PROBLEM DETAILS: Please return all of the entries below exactly as they are written.
DATA FOR THIS TASK Start Marker
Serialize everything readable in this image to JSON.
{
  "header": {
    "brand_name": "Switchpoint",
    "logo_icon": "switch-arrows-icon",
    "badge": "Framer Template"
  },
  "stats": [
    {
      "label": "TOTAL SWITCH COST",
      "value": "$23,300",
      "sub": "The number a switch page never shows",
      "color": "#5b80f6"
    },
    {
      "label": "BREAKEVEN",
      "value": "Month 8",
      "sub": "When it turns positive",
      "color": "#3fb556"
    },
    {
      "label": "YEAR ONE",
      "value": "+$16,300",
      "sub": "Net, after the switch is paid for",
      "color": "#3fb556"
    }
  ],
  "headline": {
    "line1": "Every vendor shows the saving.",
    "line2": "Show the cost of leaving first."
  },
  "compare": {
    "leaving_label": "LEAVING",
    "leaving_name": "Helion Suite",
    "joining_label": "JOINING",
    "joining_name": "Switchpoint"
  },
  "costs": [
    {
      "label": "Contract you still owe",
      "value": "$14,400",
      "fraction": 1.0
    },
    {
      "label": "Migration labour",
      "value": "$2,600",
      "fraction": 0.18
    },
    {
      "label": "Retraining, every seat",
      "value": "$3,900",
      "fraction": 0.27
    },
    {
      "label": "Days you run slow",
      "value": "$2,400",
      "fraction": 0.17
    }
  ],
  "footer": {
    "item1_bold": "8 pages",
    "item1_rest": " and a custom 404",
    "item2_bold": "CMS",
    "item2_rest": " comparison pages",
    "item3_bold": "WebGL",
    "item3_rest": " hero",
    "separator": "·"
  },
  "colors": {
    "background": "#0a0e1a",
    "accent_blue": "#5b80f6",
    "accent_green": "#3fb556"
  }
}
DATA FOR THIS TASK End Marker
YOUR SOLUTION:
Serialize everything readable in this image to JSON.
{
  "header": {
    "brand_name": "Switchpoint",
    "logo_icon": "switch-arrows-icon",
    "badge": "Framer Template"
  },
  "stats": [
    {
      "label": "TOTAL SWITCH COST",
      "value": "$23,300",
      "sub": "The number a switch page never shows",
      "color": "#5b80f6"
    },
    {
      "label": "BREAKEVEN",
      "value": "Month 8",
      "sub": "When it turns positive",
      "color": "#3fb556"
    },
    {
      "label": "YEAR ONE",
      "value": "+$16,300",
      "sub": "Net, after the switch is paid for",
      "color": "#3fb556"
    }
  ],
  "headline": {
    "line1": "Every vendor shows the saving.",
    "line2": "Show the cost of leaving first."
  },
  "compare": {
    "leaving_label": "LEAVING",
    "leaving_name": "Helion Suite",
    "joining_label": "JOINING",
    "joining_name": "Switchpoint"
  },
  "costs": [
    {
      "label": "Contract you still owe",
      "value": "$14,400",
      "fraction": 1.0
    },
    {
      "label": "Migration labour",
      "value": "$2,600",
      "fraction": 0.18
    },
    {
      "label": "Retraining, every seat",
      "value": "$3,900",
      "fraction": 0.27
    },
    {
      "label": "Days you run slow",
      "value": "$2,400",
      "fraction": 0.17
    }
  ],
  "footer": {
    "item1_bold": "8 pages",
    "item1_rest": " and a custom 404",
    "item2_bold": "CMS",
    "item2_rest": " comparison pages",
    "item3_bold": "WebGL",
    "item3_rest": " hero",
    "separator": "·"
  },
  "colors": {
    "background": "#0a0e1a",
    "accent_blue": "#5b80f6",
    "accent_green": "#3fb556"
  }
}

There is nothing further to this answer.